For each entry below, write an exact copy and leave out the images.

Entries from a dataset of interfaces
═══

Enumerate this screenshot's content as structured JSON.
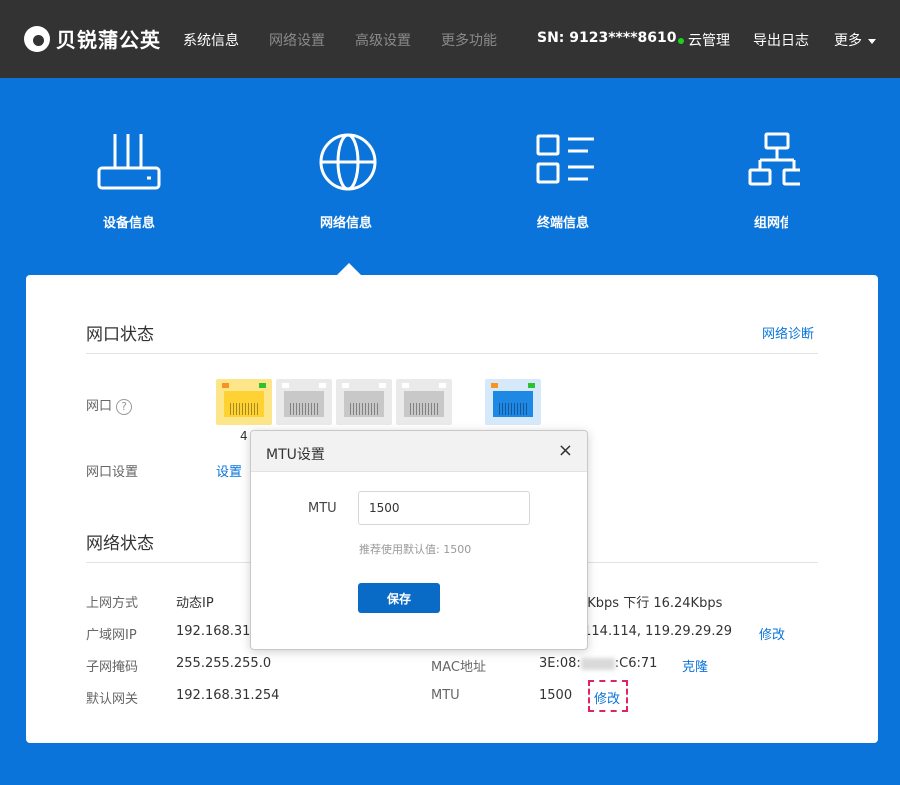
{
  "brand": {
    "name": "贝锐蒲公英"
  },
  "nav": {
    "items": [
      "系统信息",
      "网络设置",
      "高级设置",
      "更多功能"
    ]
  },
  "header": {
    "sn": "SN: 9123****8610",
    "cloud": "云管理",
    "export_log": "导出日志",
    "more": "更多"
  },
  "categories": [
    "设备信息",
    "网络信息",
    "终端信息",
    "组网信"
  ],
  "ports": {
    "title": "网口状态",
    "diag_link": "网络诊断",
    "port_label": "网口",
    "help": "?",
    "port_number": "4",
    "setting_label": "网口设置",
    "setting_link": "设置"
  },
  "network": {
    "title": "网络状态",
    "rows_left": [
      {
        "label": "上网方式",
        "value": "动态IP"
      },
      {
        "label": "广域网IP",
        "value": "192.168.31."
      },
      {
        "label": "子网掩码",
        "value": "255.255.255.0"
      },
      {
        "label": "默认网关",
        "value": "192.168.31.254"
      }
    ],
    "speed": "5Kbps  下行 16.24Kbps",
    "dns": ".114.114,  119.29.29.29",
    "dns_edit": "修改",
    "mac_label": "MAC地址",
    "mac_prefix": "3E:08:",
    "mac_suffix": ":C6:71",
    "mac_clone": "克隆",
    "mtu_label": "MTU",
    "mtu_value": "1500",
    "mtu_edit": "修改"
  },
  "modal": {
    "title": "MTU设置",
    "close": "×",
    "field_label": "MTU",
    "field_value": "1500",
    "hint": "推荐使用默认值: 1500",
    "save": "保存"
  },
  "colors": {
    "accent": "#0a74da",
    "topbar": "#333333",
    "port_active": "#ffd84a",
    "port_wan": "#1e88e5"
  }
}
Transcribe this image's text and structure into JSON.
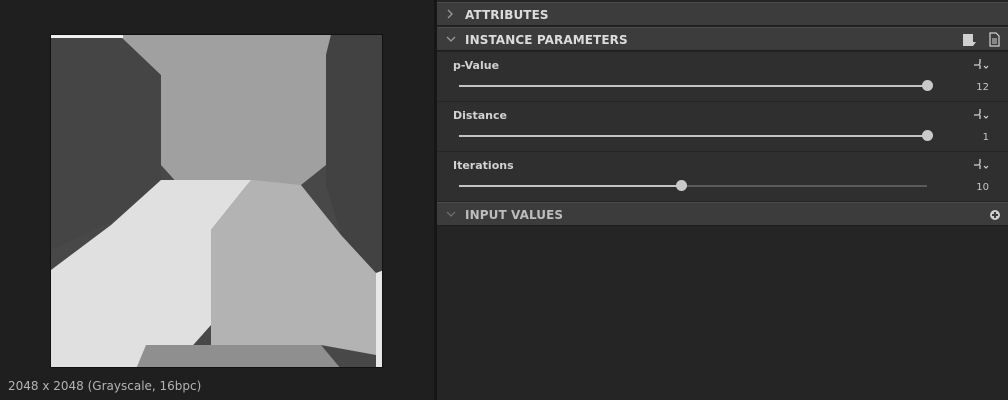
{
  "preview": {
    "info_text": "2048 x 2048 (Grayscale, 16bpc)",
    "image_icon": "voronoi-grayscale-image"
  },
  "sections": {
    "attributes": {
      "title": "ATTRIBUTES",
      "state": "collapsed"
    },
    "instance_parameters": {
      "title": "INSTANCE PARAMETERS",
      "state": "expanded"
    },
    "input_values": {
      "title": "INPUT VALUES",
      "state": "collapsed"
    }
  },
  "parameters": [
    {
      "label": "p-Value",
      "value": "12",
      "fraction": 1.0
    },
    {
      "label": "Distance",
      "value": "1",
      "fraction": 1.0
    },
    {
      "label": "Iterations",
      "value": "10",
      "fraction": 0.475
    }
  ],
  "colors": {
    "accent": "#c9c9c9",
    "header_bg": "#3c3c3c",
    "row_bg": "#2f2f2f"
  },
  "icons": {
    "section_chevron": "chevron-icon",
    "preset_save": "save-preset-icon",
    "preset_load": "load-preset-icon",
    "function": "function-graph-icon",
    "add": "add-icon"
  }
}
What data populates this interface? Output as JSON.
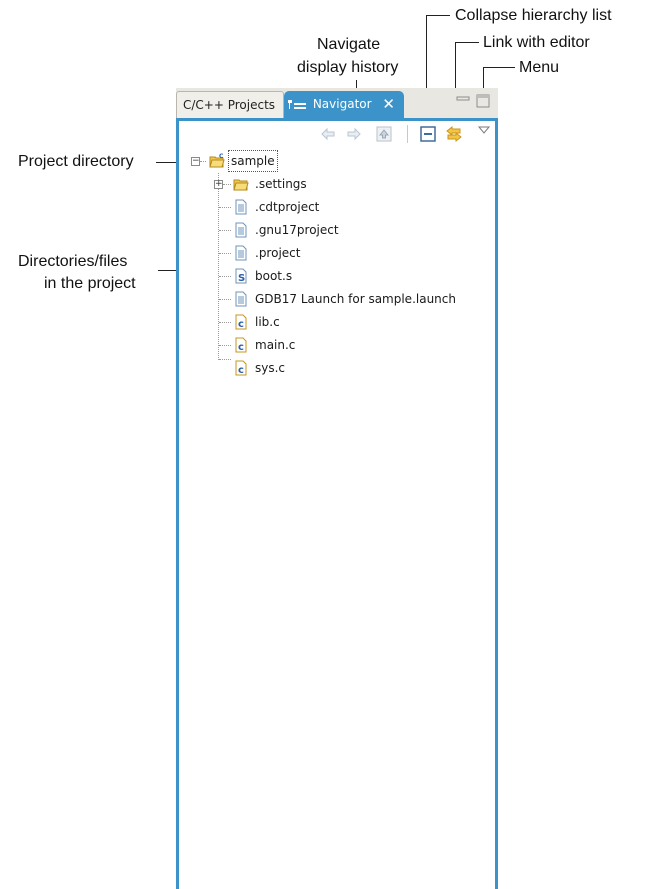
{
  "callouts": {
    "collapse": "Collapse hierarchy list",
    "link": "Link with editor",
    "menu": "Menu",
    "navigate_line1": "Navigate",
    "navigate_line2": "display history",
    "project_dir": "Project directory",
    "dirs_line1": "Directories/files",
    "dirs_line2": "in the project"
  },
  "tabs": {
    "inactive": "C/C++ Projects",
    "active": "Navigator"
  },
  "tree": {
    "root": "sample",
    "items": [
      {
        "label": ".settings",
        "icon": "folder-icon"
      },
      {
        "label": ".cdtproject",
        "icon": "file-icon"
      },
      {
        "label": ".gnu17project",
        "icon": "file-icon"
      },
      {
        "label": ".project",
        "icon": "file-icon"
      },
      {
        "label": "boot.s",
        "icon": "asm-file-icon"
      },
      {
        "label": "GDB17 Launch for sample.launch",
        "icon": "file-icon"
      },
      {
        "label": "lib.c",
        "icon": "c-file-icon"
      },
      {
        "label": "main.c",
        "icon": "c-file-icon"
      },
      {
        "label": "sys.c",
        "icon": "c-file-icon"
      }
    ]
  },
  "colors": {
    "accent": "#3b93c9",
    "folder": "#f2c94c"
  }
}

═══

Finished task >>
Enumerate this screenshot's content as structured JSON.
{
  "brand": {
    "name": "贝锐蒲公英"
  },
  "nav": {
    "items": [
      "系统信息",
      "网络设置",
      "高级设置",
      "更多功能"
    ]
  },
  "header": {
    "sn": "SN: 9123****8610",
    "cloud": "云管理",
    "export_log": "导出日志",
    "more": "更多"
  },
  "categories": [
    "设备信息",
    "网络信息",
    "终端信息",
    "组网信"
  ],
  "ports": {
    "title": "网口状态",
    "diag_link": "网络诊断",
    "port_label": "网口",
    "help": "?",
    "port_number": "4",
    "setting_label": "网口设置",
    "setting_link": "设置"
  },
  "network": {
    "title": "网络状态",
    "rows_left": [
      {
        "label": "上网方式",
        "value": "动态IP"
      },
      {
        "label": "广域网IP",
        "value": "192.168.31."
      },
      {
        "label": "子网掩码",
        "value": "255.255.255.0"
      },
      {
        "label": "默认网关",
        "value": "192.168.31.254"
      }
    ],
    "speed": "5Kbps  下行 16.24Kbps",
    "dns": ".114.114,  119.29.29.29",
    "dns_edit": "修改",
    "mac_label": "MAC地址",
    "mac_prefix": "3E:08:",
    "mac_suffix": ":C6:71",
    "mac_clone": "克隆",
    "mtu_label": "MTU",
    "mtu_value": "1500",
    "mtu_edit": "修改"
  },
  "modal": {
    "title": "MTU设置",
    "close": "×",
    "field_label": "MTU",
    "field_value": "1500",
    "hint": "推荐使用默认值: 1500",
    "save": "保存"
  },
  "colors": {
    "accent": "#0a74da",
    "topbar": "#333333",
    "port_active": "#ffd84a",
    "port_wan": "#1e88e5"
  }
}
Transcribe this image's text and structure into JSON.
{
  "preview": {
    "info_text": "2048 x 2048 (Grayscale, 16bpc)",
    "image_icon": "voronoi-grayscale-image"
  },
  "sections": {
    "attributes": {
      "title": "ATTRIBUTES",
      "state": "collapsed"
    },
    "instance_parameters": {
      "title": "INSTANCE PARAMETERS",
      "state": "expanded"
    },
    "input_values": {
      "title": "INPUT VALUES",
      "state": "collapsed"
    }
  },
  "parameters": [
    {
      "label": "p-Value",
      "value": "12",
      "fraction": 1.0
    },
    {
      "label": "Distance",
      "value": "1",
      "fraction": 1.0
    },
    {
      "label": "Iterations",
      "value": "10",
      "fraction": 0.475
    }
  ],
  "colors": {
    "accent": "#c9c9c9",
    "header_bg": "#3c3c3c",
    "row_bg": "#2f2f2f"
  },
  "icons": {
    "section_chevron": "chevron-icon",
    "preset_save": "save-preset-icon",
    "preset_load": "load-preset-icon",
    "function": "function-graph-icon",
    "add": "add-icon"
  }
}
What data populates this interface? Output as JSON.
{
  "callouts": {
    "collapse": "Collapse hierarchy list",
    "link": "Link with editor",
    "menu": "Menu",
    "navigate_line1": "Navigate",
    "navigate_line2": "display history",
    "project_dir": "Project directory",
    "dirs_line1": "Directories/files",
    "dirs_line2": "in the project"
  },
  "tabs": {
    "inactive": "C/C++ Projects",
    "active": "Navigator"
  },
  "tree": {
    "root": "sample",
    "items": [
      {
        "label": ".settings",
        "icon": "folder-icon"
      },
      {
        "label": ".cdtproject",
        "icon": "file-icon"
      },
      {
        "label": ".gnu17project",
        "icon": "file-icon"
      },
      {
        "label": ".project",
        "icon": "file-icon"
      },
      {
        "label": "boot.s",
        "icon": "asm-file-icon"
      },
      {
        "label": "GDB17 Launch for sample.launch",
        "icon": "file-icon"
      },
      {
        "label": "lib.c",
        "icon": "c-file-icon"
      },
      {
        "label": "main.c",
        "icon": "c-file-icon"
      },
      {
        "label": "sys.c",
        "icon": "c-file-icon"
      }
    ]
  },
  "colors": {
    "accent": "#3b93c9",
    "folder": "#f2c94c"
  }
}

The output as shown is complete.